**Exercise**.
Among the entries below, find the lines with the word "JSON" and copy them.

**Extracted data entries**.

++++++++++++++++++++

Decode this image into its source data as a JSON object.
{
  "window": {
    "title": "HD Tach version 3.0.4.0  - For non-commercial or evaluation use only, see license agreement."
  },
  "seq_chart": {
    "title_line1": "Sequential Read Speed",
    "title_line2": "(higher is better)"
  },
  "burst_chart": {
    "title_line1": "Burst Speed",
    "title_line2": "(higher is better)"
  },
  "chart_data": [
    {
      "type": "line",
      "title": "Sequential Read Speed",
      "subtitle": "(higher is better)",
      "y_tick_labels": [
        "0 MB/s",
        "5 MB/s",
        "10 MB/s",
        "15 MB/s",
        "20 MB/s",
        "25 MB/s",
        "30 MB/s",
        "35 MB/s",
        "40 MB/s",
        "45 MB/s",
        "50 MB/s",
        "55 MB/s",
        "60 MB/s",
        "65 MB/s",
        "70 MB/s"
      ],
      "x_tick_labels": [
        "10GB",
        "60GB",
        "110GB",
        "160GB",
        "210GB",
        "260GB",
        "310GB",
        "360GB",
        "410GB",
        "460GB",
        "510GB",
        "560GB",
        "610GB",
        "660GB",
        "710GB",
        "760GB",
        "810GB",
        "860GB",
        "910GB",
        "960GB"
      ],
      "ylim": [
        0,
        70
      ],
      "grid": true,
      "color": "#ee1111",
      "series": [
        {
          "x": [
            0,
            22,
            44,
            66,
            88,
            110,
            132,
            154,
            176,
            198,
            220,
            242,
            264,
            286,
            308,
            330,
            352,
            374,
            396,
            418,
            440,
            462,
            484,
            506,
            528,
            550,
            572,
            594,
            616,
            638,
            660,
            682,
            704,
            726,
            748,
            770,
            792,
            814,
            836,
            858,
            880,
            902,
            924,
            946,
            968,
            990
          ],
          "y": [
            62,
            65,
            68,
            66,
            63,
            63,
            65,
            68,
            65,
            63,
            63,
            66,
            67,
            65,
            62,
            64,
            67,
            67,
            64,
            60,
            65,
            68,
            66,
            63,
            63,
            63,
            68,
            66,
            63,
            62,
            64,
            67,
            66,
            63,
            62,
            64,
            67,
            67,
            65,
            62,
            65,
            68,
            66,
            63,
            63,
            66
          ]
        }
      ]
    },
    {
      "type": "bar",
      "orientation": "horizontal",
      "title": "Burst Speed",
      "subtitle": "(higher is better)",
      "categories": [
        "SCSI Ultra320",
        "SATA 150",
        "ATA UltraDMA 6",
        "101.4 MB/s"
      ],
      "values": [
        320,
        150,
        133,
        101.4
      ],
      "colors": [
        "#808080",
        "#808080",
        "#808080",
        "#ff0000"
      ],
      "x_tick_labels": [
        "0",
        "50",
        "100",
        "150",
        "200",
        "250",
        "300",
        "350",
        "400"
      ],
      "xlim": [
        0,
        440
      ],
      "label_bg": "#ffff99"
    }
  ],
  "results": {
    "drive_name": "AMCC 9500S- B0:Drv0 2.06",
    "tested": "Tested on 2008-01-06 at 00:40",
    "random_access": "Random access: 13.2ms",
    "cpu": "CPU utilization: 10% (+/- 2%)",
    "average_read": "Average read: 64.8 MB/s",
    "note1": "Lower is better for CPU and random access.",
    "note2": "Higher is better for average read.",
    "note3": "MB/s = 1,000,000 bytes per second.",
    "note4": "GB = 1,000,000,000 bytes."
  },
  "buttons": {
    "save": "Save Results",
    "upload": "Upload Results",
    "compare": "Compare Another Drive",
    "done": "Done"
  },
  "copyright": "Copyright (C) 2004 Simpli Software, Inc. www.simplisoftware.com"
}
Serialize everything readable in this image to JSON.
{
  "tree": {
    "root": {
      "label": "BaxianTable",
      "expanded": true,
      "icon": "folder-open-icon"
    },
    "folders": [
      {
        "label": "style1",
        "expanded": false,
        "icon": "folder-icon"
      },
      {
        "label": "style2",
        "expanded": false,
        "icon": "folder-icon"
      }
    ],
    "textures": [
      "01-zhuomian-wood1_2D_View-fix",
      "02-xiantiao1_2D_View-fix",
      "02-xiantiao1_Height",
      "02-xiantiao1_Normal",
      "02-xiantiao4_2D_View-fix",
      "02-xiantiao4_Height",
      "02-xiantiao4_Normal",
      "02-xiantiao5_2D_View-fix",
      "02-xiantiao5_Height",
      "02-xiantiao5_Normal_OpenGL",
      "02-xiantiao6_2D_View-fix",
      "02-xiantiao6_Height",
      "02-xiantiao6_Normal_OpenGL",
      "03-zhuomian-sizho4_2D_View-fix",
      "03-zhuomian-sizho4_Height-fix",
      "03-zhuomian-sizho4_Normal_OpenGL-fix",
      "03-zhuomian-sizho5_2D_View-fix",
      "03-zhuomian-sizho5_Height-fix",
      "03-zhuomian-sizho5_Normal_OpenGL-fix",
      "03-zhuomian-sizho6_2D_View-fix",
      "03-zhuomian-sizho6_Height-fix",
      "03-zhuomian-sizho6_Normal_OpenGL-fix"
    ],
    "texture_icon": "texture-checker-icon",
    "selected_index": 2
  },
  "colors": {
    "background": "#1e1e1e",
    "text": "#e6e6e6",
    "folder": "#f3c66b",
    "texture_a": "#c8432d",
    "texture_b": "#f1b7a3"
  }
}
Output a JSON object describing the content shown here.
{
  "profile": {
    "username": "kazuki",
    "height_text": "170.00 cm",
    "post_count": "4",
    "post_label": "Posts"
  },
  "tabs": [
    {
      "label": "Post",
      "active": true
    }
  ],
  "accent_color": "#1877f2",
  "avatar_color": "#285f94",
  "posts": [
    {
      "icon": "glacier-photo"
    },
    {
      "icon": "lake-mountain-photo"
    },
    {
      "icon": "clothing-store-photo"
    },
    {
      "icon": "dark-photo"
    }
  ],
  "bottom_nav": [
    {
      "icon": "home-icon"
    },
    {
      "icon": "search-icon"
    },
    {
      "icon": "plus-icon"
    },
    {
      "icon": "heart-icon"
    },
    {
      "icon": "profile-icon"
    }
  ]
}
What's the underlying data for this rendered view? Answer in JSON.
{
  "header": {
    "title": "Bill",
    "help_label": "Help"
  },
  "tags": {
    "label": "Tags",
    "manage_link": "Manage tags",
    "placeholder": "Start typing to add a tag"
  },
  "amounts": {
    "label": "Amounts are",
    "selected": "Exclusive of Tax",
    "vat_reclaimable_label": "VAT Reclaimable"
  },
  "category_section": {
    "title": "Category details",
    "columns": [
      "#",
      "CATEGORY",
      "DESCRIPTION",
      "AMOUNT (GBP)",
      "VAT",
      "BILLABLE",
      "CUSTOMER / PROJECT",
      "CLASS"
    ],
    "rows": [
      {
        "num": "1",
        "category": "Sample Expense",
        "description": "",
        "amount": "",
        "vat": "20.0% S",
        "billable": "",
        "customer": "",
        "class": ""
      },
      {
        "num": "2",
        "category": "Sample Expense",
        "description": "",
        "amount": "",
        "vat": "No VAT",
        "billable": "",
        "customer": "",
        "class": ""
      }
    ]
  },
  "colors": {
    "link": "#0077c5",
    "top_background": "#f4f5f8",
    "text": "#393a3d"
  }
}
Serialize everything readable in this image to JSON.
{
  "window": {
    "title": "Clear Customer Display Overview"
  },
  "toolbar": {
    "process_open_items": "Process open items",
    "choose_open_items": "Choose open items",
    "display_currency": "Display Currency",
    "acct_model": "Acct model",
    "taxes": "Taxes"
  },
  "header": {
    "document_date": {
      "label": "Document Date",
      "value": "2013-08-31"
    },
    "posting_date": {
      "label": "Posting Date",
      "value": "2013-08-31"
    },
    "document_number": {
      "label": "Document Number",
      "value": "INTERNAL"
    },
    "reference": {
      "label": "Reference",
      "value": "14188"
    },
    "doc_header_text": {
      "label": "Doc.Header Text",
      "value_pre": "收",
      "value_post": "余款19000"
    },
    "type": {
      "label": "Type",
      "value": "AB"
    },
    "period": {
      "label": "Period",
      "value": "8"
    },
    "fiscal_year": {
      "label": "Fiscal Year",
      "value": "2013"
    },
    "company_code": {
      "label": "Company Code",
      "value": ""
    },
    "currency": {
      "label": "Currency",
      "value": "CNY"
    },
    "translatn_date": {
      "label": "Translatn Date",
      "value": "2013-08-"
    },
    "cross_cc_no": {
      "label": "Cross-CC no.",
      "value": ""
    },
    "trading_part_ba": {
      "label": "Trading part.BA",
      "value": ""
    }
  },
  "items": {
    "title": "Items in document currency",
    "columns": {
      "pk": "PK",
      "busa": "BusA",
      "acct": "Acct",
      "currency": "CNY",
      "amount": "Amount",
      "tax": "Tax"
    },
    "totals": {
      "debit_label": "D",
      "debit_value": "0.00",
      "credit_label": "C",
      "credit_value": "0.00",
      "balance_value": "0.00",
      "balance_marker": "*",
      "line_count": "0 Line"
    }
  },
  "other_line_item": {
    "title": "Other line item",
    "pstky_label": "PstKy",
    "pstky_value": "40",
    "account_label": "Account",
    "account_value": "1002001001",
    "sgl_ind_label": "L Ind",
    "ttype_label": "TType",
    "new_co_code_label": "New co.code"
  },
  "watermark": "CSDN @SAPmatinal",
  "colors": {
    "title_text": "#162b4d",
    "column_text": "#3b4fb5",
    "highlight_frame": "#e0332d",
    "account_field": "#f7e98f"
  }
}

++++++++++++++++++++

**Reply to the task**.
Decode this image into its source data as a JSON object.
Serialize everything readable in this image to JSON.
Output a JSON object describing the content shown here.
What's the underlying data for this rendered view? Answer in JSON.
Serialize everything readable in this image to JSON.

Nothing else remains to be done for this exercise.